At oral argument, the Ninth Circuit panel seized upon the District Court’s reasoning, inquiring whether the plaintiff’s proposed definition of an ATDS would apply to smartphones. Plaintiff’s counsel conceded that it would, and argued that this is what the FCC intended in its broad interpretations of the statute. Plaintiff’s counsel noted that telemarketing companies no longer use the same autodialing technology (random and sequential number generators) that they had used when the TCPA was enacted in 1991. To require the use of a random or sequential number generator would effectively “eviscerate” the TCPA, Plaintiff’s counsel argued. This argument caused the Court to inquire that perhaps Congress designed the TCPA to remedy a specific problem and “now that problem has gone away.” But while the panel seemed hesitant to accept the FCC’s broad interpretation of the statute, it also appeared skeptical of Defendants’ claim that the FCC did not have the authority and intention to expand the definition of an ATDS in its statements on the matter.  The Ninth Circuit questioned whether this appeal was the appropriate method for challenging the FCC’s interpretation of the statute. Indeed, the Ninth Circuit judges questioned whether they should wait for, and ultimately defer to, the D.C. Circuit Court of Appeals’ forthcoming ruling in ACA International v. FCC, Case No. 15-1211.
The D.C. Circuit Court of Appeals heard oral arguments in ACA International in October 2016. That case presents a direct challenge to several aspects of the FCC’s July 2015 Declaratory Ruling, as opposed to an appeal in a particular litigation.  The petitioners in ACA International are seeking to overturn several parts of the FCC’s Declaratory Ruling, including its broad interpretation of ATDS. At least one D.C. Circuit judge on the three-judge panel was clearly opposed to the FCC’s interpretation of the statute. Judge Edwards flatly rejected the notion that a defendant could be held liable for using a dialing system with the capacity of an ATDS if the defendant only placed calls manually. While the other two judges were somewhat less blunt, their questions also hinted that the D.C. Circuit may not fully accept the FCC’s extraordinarily broad interpretation. 

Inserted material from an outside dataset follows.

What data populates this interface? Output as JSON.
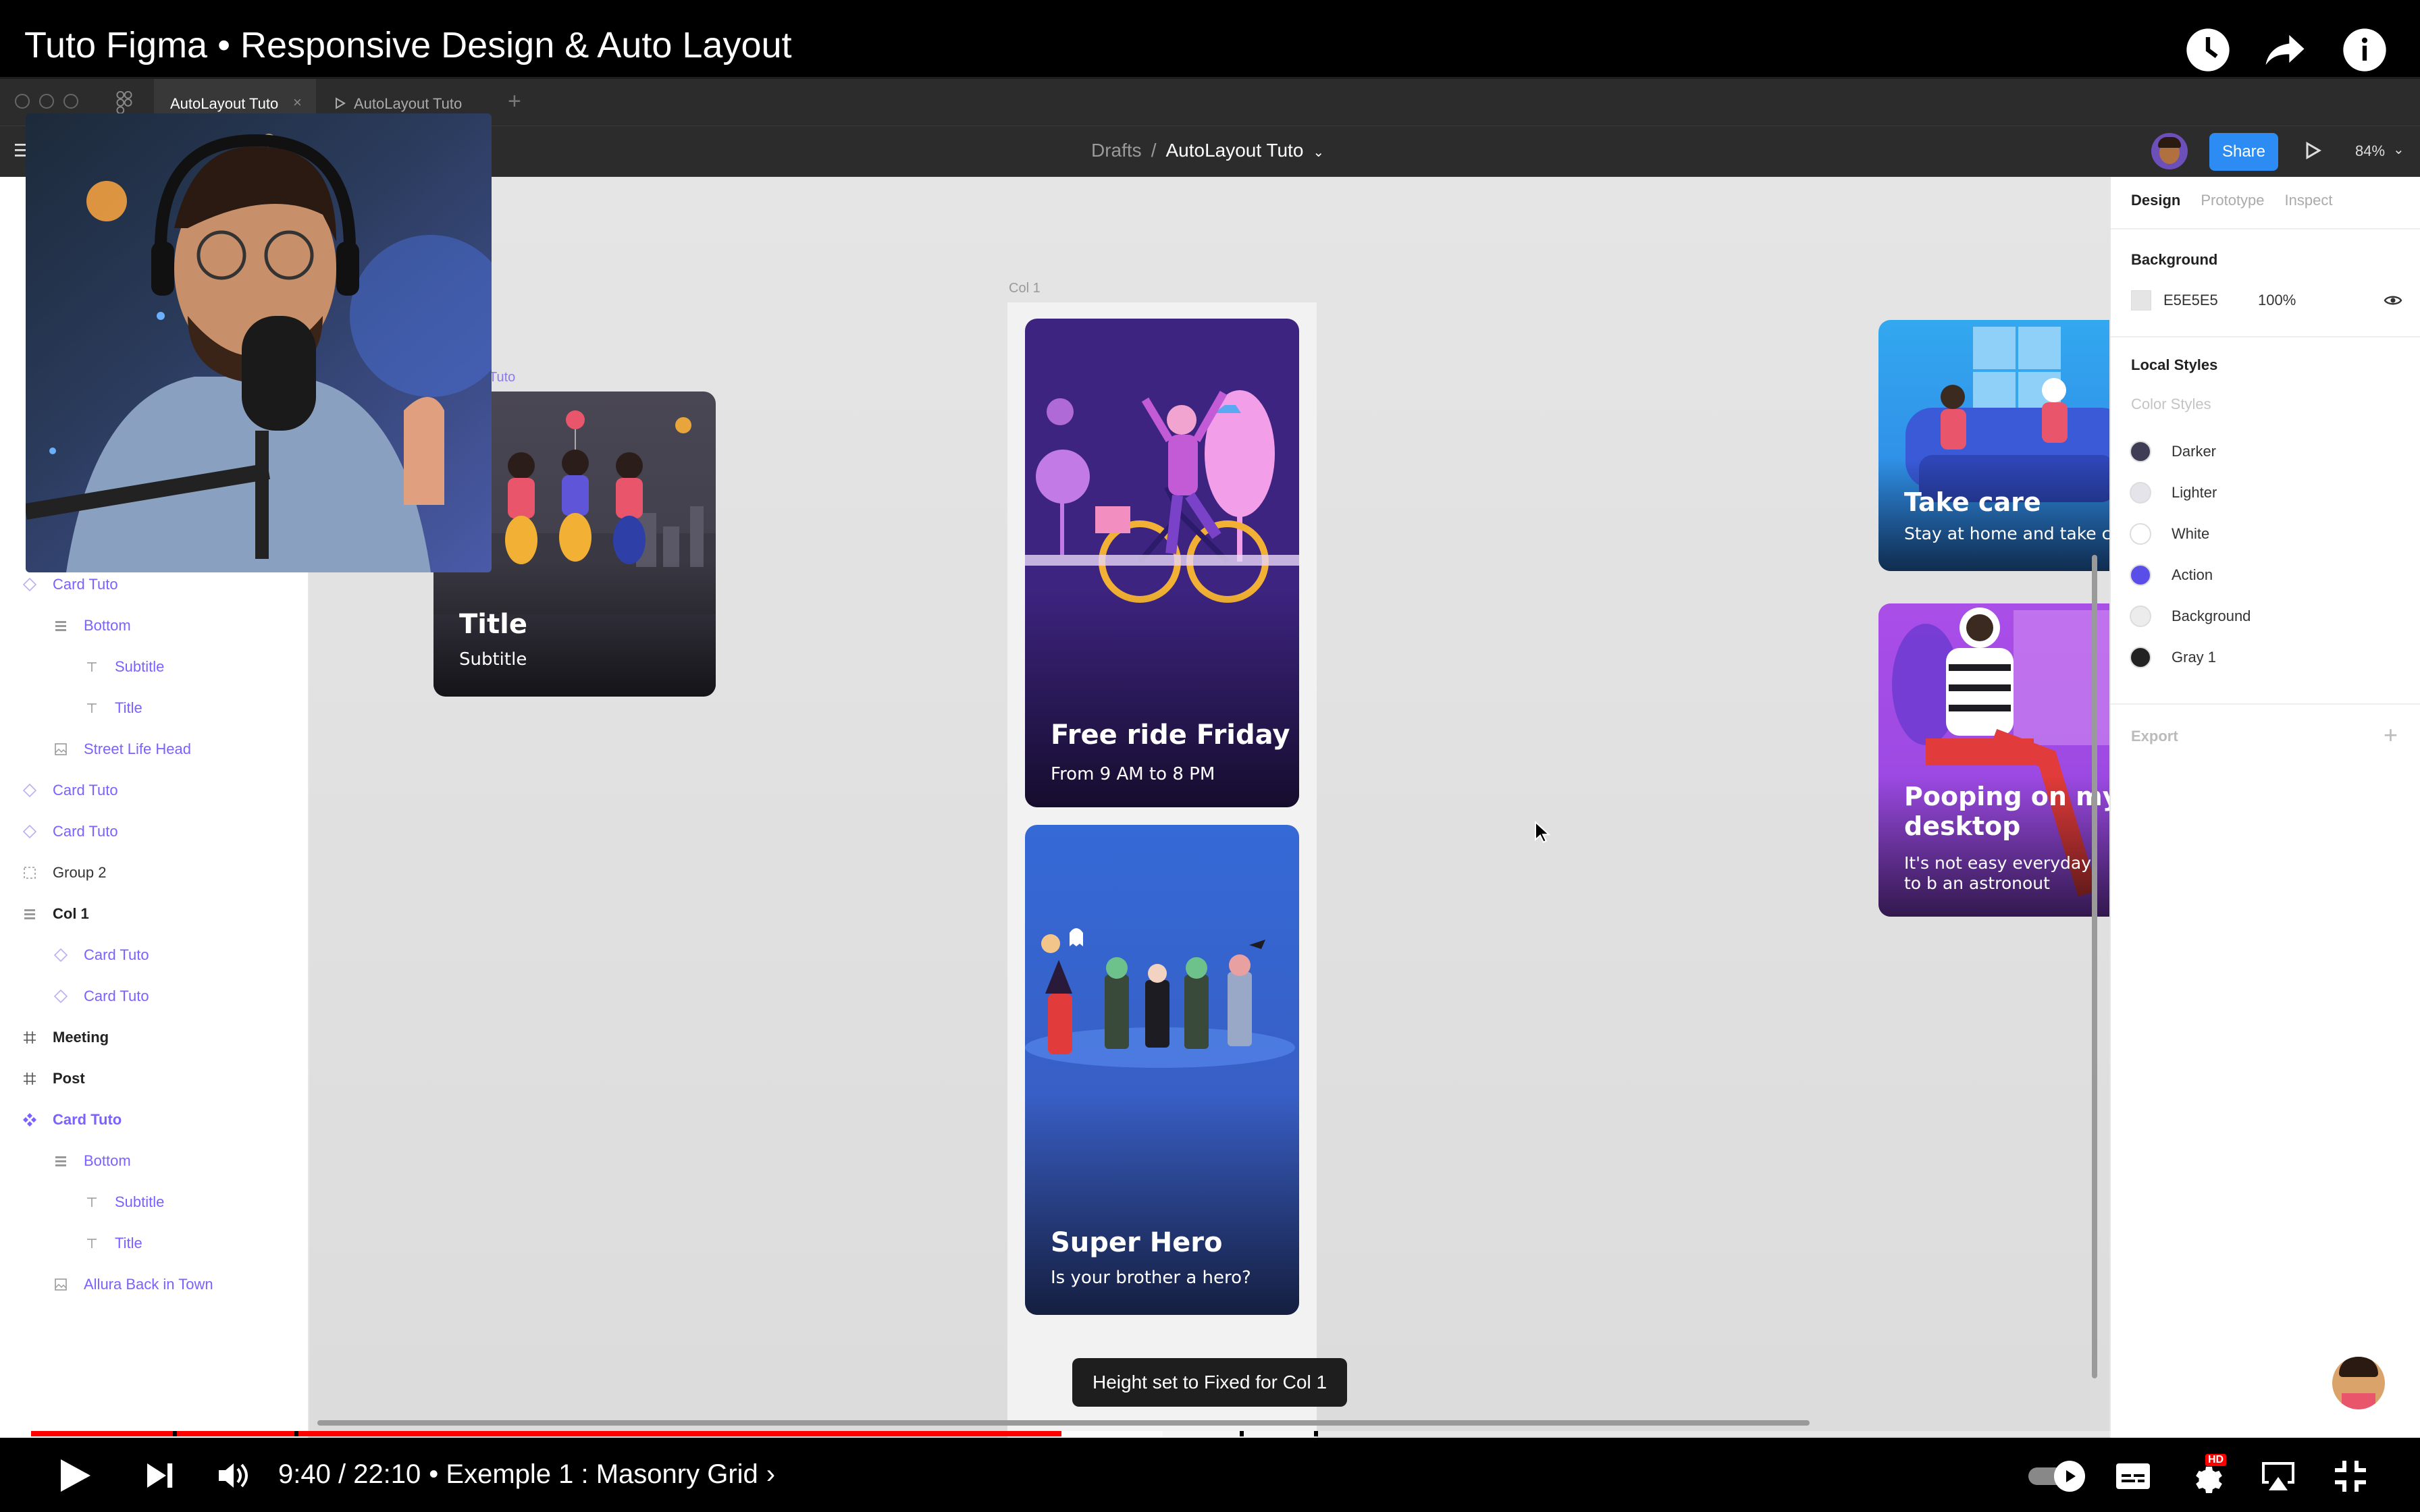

While it is impossible to predict how the Ninth Circuit will rule on this issue, its decision (which may very well be interlinked with the D.C. Circuit’s decision in ACA International) is likely to produce much-needed guidance on the scope of the TCPA moving forward. A ruling that the TCPA applies only to devices with the present—as opposed to merely the potential—capacity to store, generate, and dial consumers’ telephone numbers could greatly limit businesses’ exposure under the statute. Regardless of the outcome, however, the case highlights the dynamic nature of the law governing the TCPA, and it further underscores the continuing need for consumer-facing businesses to ensure that they are TCPA-compliant when contacting consumers directly. While the FCC’s broad interpretation of the statute has been strongly criticized, it remains in the books for now.
 See 47 U.S.C. § 227(b)(1).
 Marks v. Crunch San Diego, LLC, 55 F. Supp. 3d 1288, 1289 (S.D. Cal. 2014).
 Marks, 55 F. Supp. 3d at 1291-92.
 Id. at 1292.
 Under the Hobbs Act, the federal court of appeals has exclusive jurisdiction to determine the validity of all final orders of the FCC. The Hobbs Act directs that any party aggrieved by a final order of the FCC may file a petition to review the order in the court of appeals with appropriate venue within 60 days after its entry.